Your task.
Search the data for the string "title", and report each line where it is found.

====================

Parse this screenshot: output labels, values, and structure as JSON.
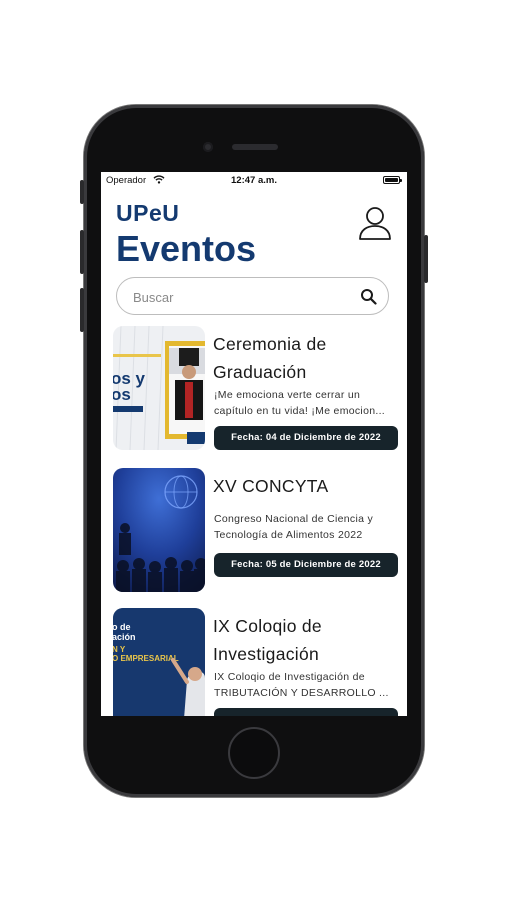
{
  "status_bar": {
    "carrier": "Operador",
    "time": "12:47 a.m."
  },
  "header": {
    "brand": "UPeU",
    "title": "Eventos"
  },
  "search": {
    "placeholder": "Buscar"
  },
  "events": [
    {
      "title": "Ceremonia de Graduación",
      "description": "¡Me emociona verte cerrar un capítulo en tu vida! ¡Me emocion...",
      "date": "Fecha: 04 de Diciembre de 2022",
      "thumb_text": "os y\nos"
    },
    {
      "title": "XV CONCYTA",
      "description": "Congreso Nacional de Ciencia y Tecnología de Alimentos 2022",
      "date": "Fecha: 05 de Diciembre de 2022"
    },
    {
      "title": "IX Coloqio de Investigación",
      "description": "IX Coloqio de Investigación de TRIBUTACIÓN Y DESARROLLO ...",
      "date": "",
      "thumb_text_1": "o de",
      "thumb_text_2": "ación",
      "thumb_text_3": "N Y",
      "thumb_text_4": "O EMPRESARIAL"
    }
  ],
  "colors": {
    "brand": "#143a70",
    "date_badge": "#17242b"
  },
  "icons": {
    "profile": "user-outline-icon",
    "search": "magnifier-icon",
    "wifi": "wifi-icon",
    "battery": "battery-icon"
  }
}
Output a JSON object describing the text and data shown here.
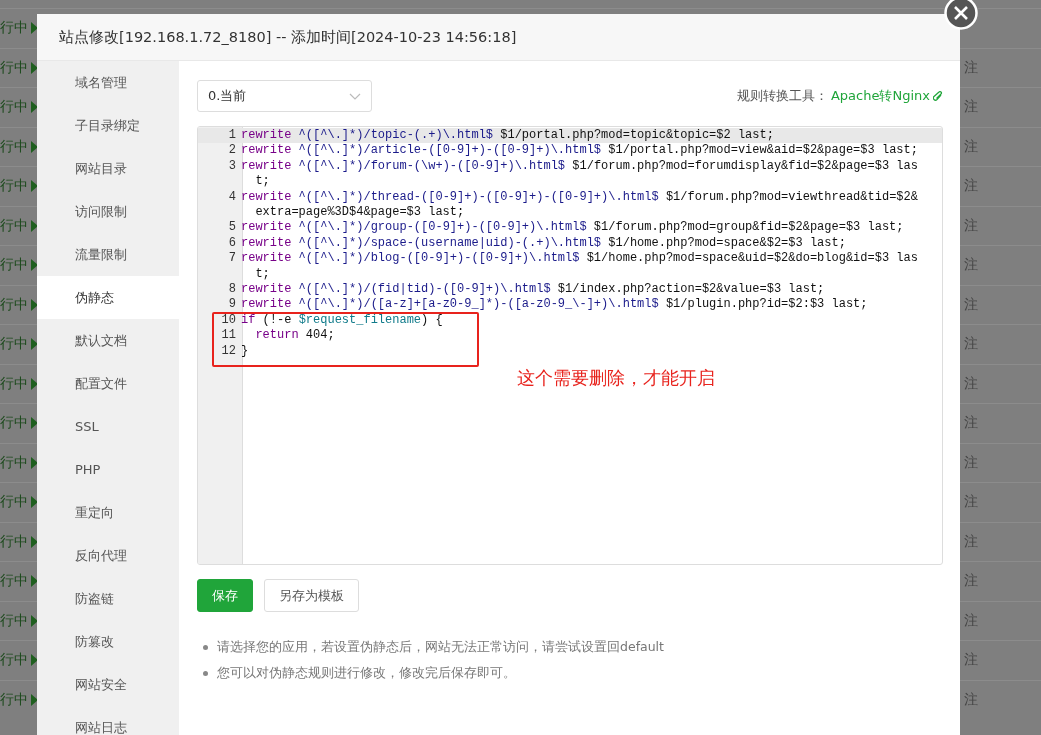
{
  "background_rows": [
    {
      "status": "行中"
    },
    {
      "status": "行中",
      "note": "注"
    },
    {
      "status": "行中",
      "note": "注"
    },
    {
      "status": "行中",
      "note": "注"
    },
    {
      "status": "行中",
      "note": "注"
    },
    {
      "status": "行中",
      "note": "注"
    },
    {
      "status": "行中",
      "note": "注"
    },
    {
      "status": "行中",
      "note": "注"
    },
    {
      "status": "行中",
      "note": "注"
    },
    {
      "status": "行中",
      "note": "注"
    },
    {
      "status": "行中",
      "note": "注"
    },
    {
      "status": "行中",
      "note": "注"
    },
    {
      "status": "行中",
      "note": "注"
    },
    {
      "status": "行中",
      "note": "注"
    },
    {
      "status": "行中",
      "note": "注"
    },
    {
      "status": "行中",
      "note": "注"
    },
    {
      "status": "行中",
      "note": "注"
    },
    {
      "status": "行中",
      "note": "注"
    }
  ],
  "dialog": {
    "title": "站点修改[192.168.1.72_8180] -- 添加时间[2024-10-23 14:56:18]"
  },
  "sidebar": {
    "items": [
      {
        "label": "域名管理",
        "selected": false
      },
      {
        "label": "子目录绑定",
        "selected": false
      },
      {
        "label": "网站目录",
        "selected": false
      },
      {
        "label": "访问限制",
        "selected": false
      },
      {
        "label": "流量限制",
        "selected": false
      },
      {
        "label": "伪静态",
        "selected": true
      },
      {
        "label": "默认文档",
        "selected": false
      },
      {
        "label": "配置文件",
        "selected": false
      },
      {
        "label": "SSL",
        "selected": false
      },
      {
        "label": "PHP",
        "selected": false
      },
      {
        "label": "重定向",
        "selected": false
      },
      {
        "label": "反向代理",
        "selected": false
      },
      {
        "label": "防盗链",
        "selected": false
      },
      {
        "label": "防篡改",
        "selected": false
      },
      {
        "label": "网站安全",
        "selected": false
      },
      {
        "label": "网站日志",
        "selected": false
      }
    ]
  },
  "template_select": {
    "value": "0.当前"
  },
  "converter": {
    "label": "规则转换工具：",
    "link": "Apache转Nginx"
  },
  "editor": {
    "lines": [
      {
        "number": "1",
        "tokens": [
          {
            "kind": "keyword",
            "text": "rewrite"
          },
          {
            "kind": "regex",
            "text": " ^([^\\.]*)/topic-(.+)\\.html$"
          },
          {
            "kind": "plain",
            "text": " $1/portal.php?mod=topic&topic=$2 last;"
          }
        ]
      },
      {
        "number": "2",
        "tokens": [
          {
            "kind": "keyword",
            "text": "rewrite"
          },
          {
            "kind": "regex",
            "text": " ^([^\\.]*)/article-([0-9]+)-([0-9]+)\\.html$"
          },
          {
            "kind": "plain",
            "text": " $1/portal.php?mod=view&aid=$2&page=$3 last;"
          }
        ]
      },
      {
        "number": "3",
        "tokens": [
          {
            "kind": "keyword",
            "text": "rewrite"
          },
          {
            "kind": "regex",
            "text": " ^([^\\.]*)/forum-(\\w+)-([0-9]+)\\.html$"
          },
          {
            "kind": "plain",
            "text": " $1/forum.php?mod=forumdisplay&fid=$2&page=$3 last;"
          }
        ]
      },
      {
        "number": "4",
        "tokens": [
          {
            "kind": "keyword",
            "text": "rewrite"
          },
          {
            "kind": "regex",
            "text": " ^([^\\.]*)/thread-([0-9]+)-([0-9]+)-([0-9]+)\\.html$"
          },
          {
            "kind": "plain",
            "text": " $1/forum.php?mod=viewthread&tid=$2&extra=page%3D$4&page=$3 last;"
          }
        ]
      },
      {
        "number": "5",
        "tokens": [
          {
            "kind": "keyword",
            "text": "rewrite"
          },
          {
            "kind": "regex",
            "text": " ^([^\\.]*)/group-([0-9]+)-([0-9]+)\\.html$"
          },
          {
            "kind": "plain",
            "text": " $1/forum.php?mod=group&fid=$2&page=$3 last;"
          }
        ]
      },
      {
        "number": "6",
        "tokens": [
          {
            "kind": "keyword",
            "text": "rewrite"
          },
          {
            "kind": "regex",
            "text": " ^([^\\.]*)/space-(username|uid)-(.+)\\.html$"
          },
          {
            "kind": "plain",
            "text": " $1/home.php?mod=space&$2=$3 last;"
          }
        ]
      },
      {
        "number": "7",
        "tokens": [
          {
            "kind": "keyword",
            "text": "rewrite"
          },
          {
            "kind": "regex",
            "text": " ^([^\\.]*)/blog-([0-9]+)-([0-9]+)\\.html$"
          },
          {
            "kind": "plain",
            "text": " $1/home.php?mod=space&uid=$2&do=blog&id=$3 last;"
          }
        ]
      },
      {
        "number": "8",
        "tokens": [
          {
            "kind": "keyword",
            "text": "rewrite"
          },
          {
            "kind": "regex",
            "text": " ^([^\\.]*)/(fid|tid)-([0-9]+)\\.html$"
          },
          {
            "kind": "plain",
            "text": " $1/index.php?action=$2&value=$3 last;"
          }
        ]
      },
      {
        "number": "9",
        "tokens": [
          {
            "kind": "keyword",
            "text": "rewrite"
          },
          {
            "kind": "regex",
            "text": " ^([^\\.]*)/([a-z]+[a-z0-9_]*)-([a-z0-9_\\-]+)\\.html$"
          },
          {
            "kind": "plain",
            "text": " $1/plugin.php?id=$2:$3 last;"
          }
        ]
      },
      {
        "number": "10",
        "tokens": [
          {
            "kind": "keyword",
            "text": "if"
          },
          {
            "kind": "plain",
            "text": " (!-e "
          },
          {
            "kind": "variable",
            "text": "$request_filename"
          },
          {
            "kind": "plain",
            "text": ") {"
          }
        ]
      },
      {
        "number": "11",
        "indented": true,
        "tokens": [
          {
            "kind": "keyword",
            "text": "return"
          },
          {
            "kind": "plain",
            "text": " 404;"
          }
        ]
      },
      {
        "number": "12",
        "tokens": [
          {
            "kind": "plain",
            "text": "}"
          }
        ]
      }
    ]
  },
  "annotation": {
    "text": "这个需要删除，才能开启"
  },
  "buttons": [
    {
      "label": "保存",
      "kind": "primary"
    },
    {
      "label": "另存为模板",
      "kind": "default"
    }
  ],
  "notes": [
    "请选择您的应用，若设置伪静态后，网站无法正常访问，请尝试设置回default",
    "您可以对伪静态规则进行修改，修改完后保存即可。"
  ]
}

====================

Expected answer.
    "title": "Eventos"
      "title": "Ceremonia de Graduación",
      "title": "XV CONCYTA",
      "title": "IX Coloqio de Investigación",
    "title": "站点修改[192.168.1.72_8180] -- 添加时间[2024-10-23 14:56:18]"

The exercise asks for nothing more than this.